Work order: Leaving out the pictures, reproduce each record exactly and in full.
..........
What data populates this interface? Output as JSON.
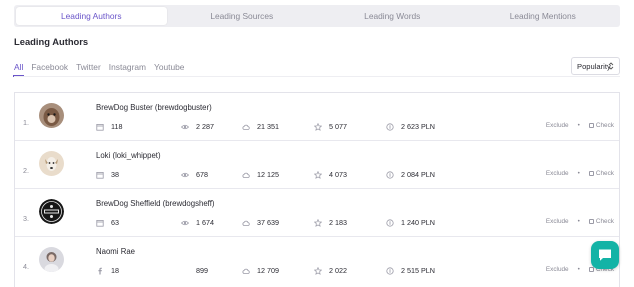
{
  "tabs": [
    {
      "label": "Leading Authors",
      "active": true
    },
    {
      "label": "Leading Sources",
      "active": false
    },
    {
      "label": "Leading Words",
      "active": false
    },
    {
      "label": "Leading Mentions",
      "active": false
    }
  ],
  "section_title": "Leading Authors",
  "filters": [
    {
      "label": "All",
      "active": true
    },
    {
      "label": "Facebook",
      "active": false
    },
    {
      "label": "Twitter",
      "active": false
    },
    {
      "label": "Instagram",
      "active": false
    },
    {
      "label": "Youtube",
      "active": false
    }
  ],
  "sort": {
    "label": "Popularity"
  },
  "authors": [
    {
      "rank": "1.",
      "name": "BrewDog Buster (brewdogbuster)",
      "source_icon": "calendar-icon",
      "mentions": "118",
      "views": "2 287",
      "reach": "21 351",
      "influence": "5 077",
      "value": "2 623 PLN",
      "exclude": "Exclude",
      "check": "Check"
    },
    {
      "rank": "2.",
      "name": "Loki (loki_whippet)",
      "source_icon": "calendar-icon",
      "mentions": "38",
      "views": "678",
      "reach": "12 125",
      "influence": "4 073",
      "value": "2 084 PLN",
      "exclude": "Exclude",
      "check": "Check"
    },
    {
      "rank": "3.",
      "name": "BrewDog Sheffield (brewdogsheff)",
      "source_icon": "calendar-icon",
      "mentions": "63",
      "views": "1 674",
      "reach": "37 639",
      "influence": "2 183",
      "value": "1 240 PLN",
      "exclude": "Exclude",
      "check": "Check"
    },
    {
      "rank": "4.",
      "name": "Naomi Rae",
      "source_icon": "facebook-icon",
      "mentions": "18",
      "views": "899",
      "reach": "12 709",
      "influence": "2 022",
      "value": "2 515 PLN",
      "exclude": "Exclude",
      "check": "Check"
    }
  ],
  "colors": {
    "accent": "#6a55c9",
    "chat": "#13b3a6"
  }
}
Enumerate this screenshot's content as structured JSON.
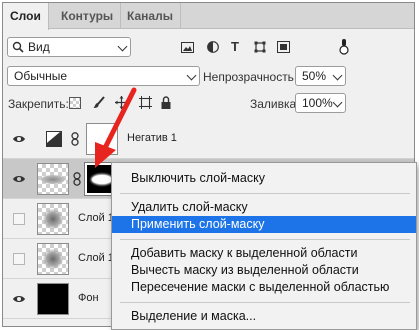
{
  "tabs": [
    "Слои",
    "Контуры",
    "Каналы"
  ],
  "filter": {
    "label": "Вид"
  },
  "blend": {
    "mode": "Обычные",
    "opacity_label": "Непрозрачность:",
    "opacity_value": "50%"
  },
  "lock": {
    "label": "Закрепить:",
    "fill_label": "Заливка:",
    "fill_value": "100%"
  },
  "layers": [
    {
      "name": "Негатив 1",
      "visible": true
    },
    {
      "name": "",
      "visible": true
    },
    {
      "name": "Слой 1",
      "visible": false
    },
    {
      "name": "Слой 1",
      "visible": false
    },
    {
      "name": "Фон",
      "visible": true
    }
  ],
  "menu": {
    "items": [
      "Выключить слой-маску",
      "Удалить слой-маску",
      "Применить слой-маску",
      "Добавить маску к выделенной области",
      "Вычесть маску из выделенной области",
      "Пересечение маски с выделенной областью",
      "Выделение и маска..."
    ],
    "highlighted": "Применить слой-маску"
  },
  "colors": {
    "highlight": "#1c74e8",
    "arrow": "#e8241f"
  }
}
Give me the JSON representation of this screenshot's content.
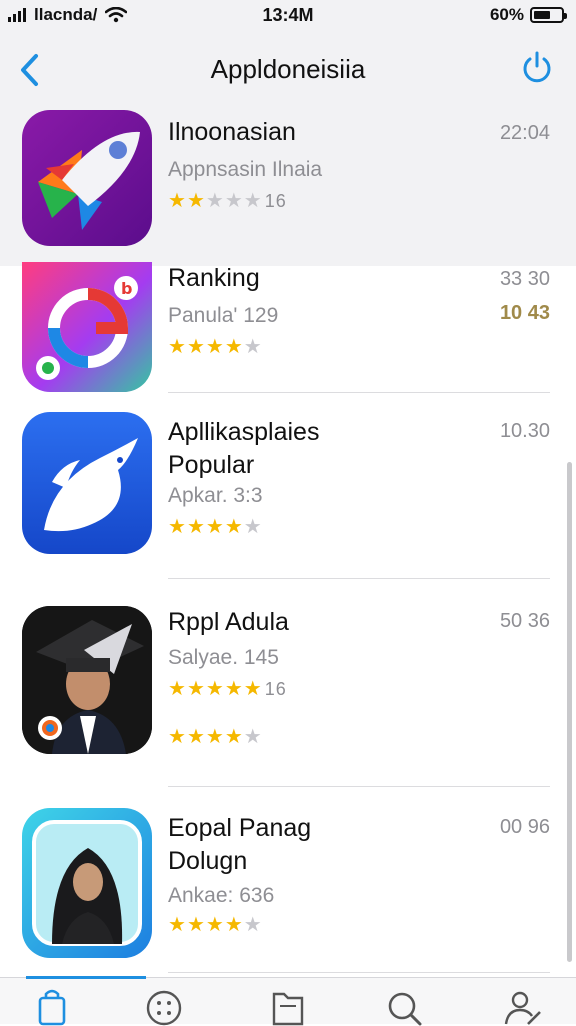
{
  "status_bar": {
    "carrier": "llacnda/",
    "time": "13:4M",
    "battery": "60%",
    "battery_level": 0.6
  },
  "nav": {
    "title": "Appldoneisiia",
    "back_icon": "chevron-left-icon",
    "share_icon": "power-icon"
  },
  "apps": [
    {
      "name_lines": [
        "Ilnoonasian"
      ],
      "subtitle": "Appnsasin Ilnaia",
      "rating_stars": 2,
      "rating_count": "16",
      "meta": "22:04",
      "meta2": ""
    },
    {
      "name_lines": [
        "Ranking"
      ],
      "subtitle": "Panula' 129",
      "rating_stars": 4,
      "rating_count": "",
      "meta": "33 30",
      "meta2": "10 43"
    },
    {
      "name_lines": [
        "Apllikasplaies",
        "Popular"
      ],
      "subtitle": "Apkar. 3:3",
      "rating_stars": 4,
      "rating_count": "",
      "meta": "10.30",
      "meta2": ""
    },
    {
      "name_lines": [
        "Rppl Adula"
      ],
      "subtitle": "Salyae. 145",
      "rating_stars": 5,
      "rating_count": "16",
      "rating2_stars": 4,
      "meta": "50 36",
      "meta2": ""
    },
    {
      "name_lines": [
        "Eopal Panag",
        "Dolugn"
      ],
      "subtitle": "Ankae: 636",
      "rating_stars": 4,
      "rating_count": "",
      "meta": "00 96",
      "meta2": ""
    }
  ],
  "tabs": [
    {
      "icon": "bag-icon",
      "active": true
    },
    {
      "icon": "grid-circle-icon",
      "active": false
    },
    {
      "icon": "folder-icon",
      "active": false
    },
    {
      "icon": "search-icon",
      "active": false
    },
    {
      "icon": "profile-edit-icon",
      "active": false
    }
  ],
  "colors": {
    "accent": "#1e8fe0",
    "star": "#f5b800",
    "header_bg": "#f2f2f4"
  }
}
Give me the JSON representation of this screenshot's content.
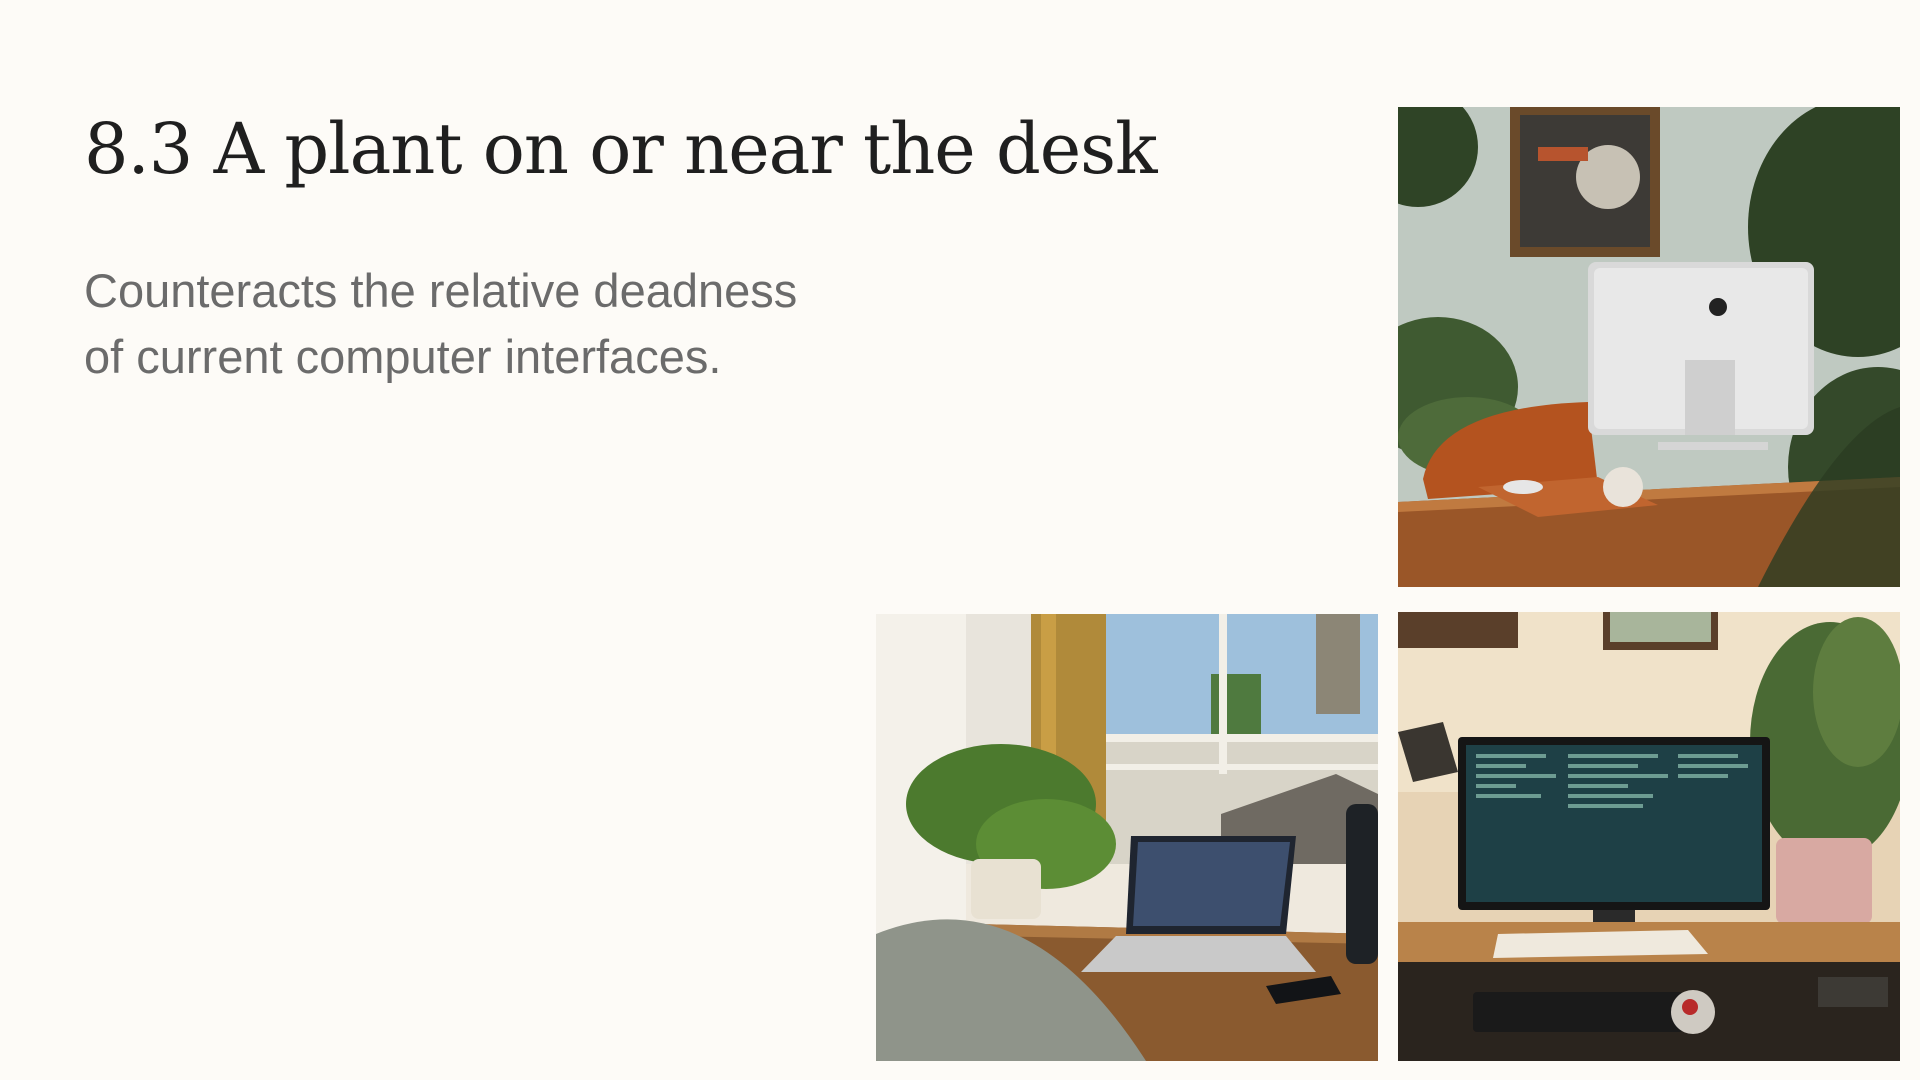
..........
Result:
What data populates this interface? Output as JSON.
{
  "tabs": [
    {
      "label": "Leading Authors",
      "active": true
    },
    {
      "label": "Leading Sources",
      "active": false
    },
    {
      "label": "Leading Words",
      "active": false
    },
    {
      "label": "Leading Mentions",
      "active": false
    }
  ],
  "section_title": "Leading Authors",
  "filters": [
    {
      "label": "All",
      "active": true
    },
    {
      "label": "Facebook",
      "active": false
    },
    {
      "label": "Twitter",
      "active": false
    },
    {
      "label": "Instagram",
      "active": false
    },
    {
      "label": "Youtube",
      "active": false
    }
  ],
  "sort": {
    "label": "Popularity"
  },
  "authors": [
    {
      "rank": "1.",
      "name": "BrewDog Buster (brewdogbuster)",
      "source_icon": "calendar-icon",
      "mentions": "118",
      "views": "2 287",
      "reach": "21 351",
      "influence": "5 077",
      "value": "2 623 PLN",
      "exclude": "Exclude",
      "check": "Check"
    },
    {
      "rank": "2.",
      "name": "Loki (loki_whippet)",
      "source_icon": "calendar-icon",
      "mentions": "38",
      "views": "678",
      "reach": "12 125",
      "influence": "4 073",
      "value": "2 084 PLN",
      "exclude": "Exclude",
      "check": "Check"
    },
    {
      "rank": "3.",
      "name": "BrewDog Sheffield (brewdogsheff)",
      "source_icon": "calendar-icon",
      "mentions": "63",
      "views": "1 674",
      "reach": "37 639",
      "influence": "2 183",
      "value": "1 240 PLN",
      "exclude": "Exclude",
      "check": "Check"
    },
    {
      "rank": "4.",
      "name": "Naomi Rae",
      "source_icon": "facebook-icon",
      "mentions": "18",
      "views": "899",
      "reach": "12 709",
      "influence": "2 022",
      "value": "2 515 PLN",
      "exclude": "Exclude",
      "check": "Check"
    }
  ],
  "colors": {
    "accent": "#6a55c9",
    "chat": "#13b3a6"
  }
}
Enumerate this screenshot's content as structured JSON.
{
  "tabs": [
    "Слои",
    "Контуры",
    "Каналы"
  ],
  "filter": {
    "label": "Вид"
  },
  "blend": {
    "mode": "Обычные",
    "opacity_label": "Непрозрачность:",
    "opacity_value": "50%"
  },
  "lock": {
    "label": "Закрепить:",
    "fill_label": "Заливка:",
    "fill_value": "100%"
  },
  "layers": [
    {
      "name": "Негатив 1",
      "visible": true
    },
    {
      "name": "",
      "visible": true
    },
    {
      "name": "Слой 1",
      "visible": false
    },
    {
      "name": "Слой 1",
      "visible": false
    },
    {
      "name": "Фон",
      "visible": true
    }
  ],
  "menu": {
    "items": [
      "Выключить слой-маску",
      "Удалить слой-маску",
      "Применить слой-маску",
      "Добавить маску к выделенной области",
      "Вычесть маску из выделенной области",
      "Пересечение маски с выделенной областью",
      "Выделение и маска..."
    ],
    "highlighted": "Применить слой-маску"
  },
  "colors": {
    "highlight": "#1c74e8",
    "arrow": "#e8241f"
  }
}
Give me the JSON representation of this screenshot's content.
{
  "status_bar": {
    "carrier": "llacnda/",
    "time": "13:4M",
    "battery": "60%",
    "battery_level": 0.6
  },
  "nav": {
    "title": "Appldoneisiia",
    "back_icon": "chevron-left-icon",
    "share_icon": "power-icon"
  },
  "apps": [
    {
      "name_lines": [
        "Ilnoonasian"
      ],
      "subtitle": "Appnsasin Ilnaia",
      "rating_stars": 2,
      "rating_count": "16",
      "meta": "22:04",
      "meta2": ""
    },
    {
      "name_lines": [
        "Ranking"
      ],
      "subtitle": "Panula' 129",
      "rating_stars": 4,
      "rating_count": "",
      "meta": "33 30",
      "meta2": "10 43"
    },
    {
      "name_lines": [
        "Apllikasplaies",
        "Popular"
      ],
      "subtitle": "Apkar. 3:3",
      "rating_stars": 4,
      "rating_count": "",
      "meta": "10.30",
      "meta2": ""
    },
    {
      "name_lines": [
        "Rppl Adula"
      ],
      "subtitle": "Salyae. 145",
      "rating_stars": 5,
      "rating_count": "16",
      "rating2_stars": 4,
      "meta": "50 36",
      "meta2": ""
    },
    {
      "name_lines": [
        "Eopal Panag",
        "Dolugn"
      ],
      "subtitle": "Ankae: 636",
      "rating_stars": 4,
      "rating_count": "",
      "meta": "00 96",
      "meta2": ""
    }
  ],
  "tabs": [
    {
      "icon": "bag-icon",
      "active": true
    },
    {
      "icon": "grid-circle-icon",
      "active": false
    },
    {
      "icon": "folder-icon",
      "active": false
    },
    {
      "icon": "search-icon",
      "active": false
    },
    {
      "icon": "profile-edit-icon",
      "active": false
    }
  ],
  "colors": {
    "accent": "#1e8fe0",
    "star": "#f5b800",
    "header_bg": "#f2f2f4"
  }
}
Give me the JSON representation of this screenshot's content.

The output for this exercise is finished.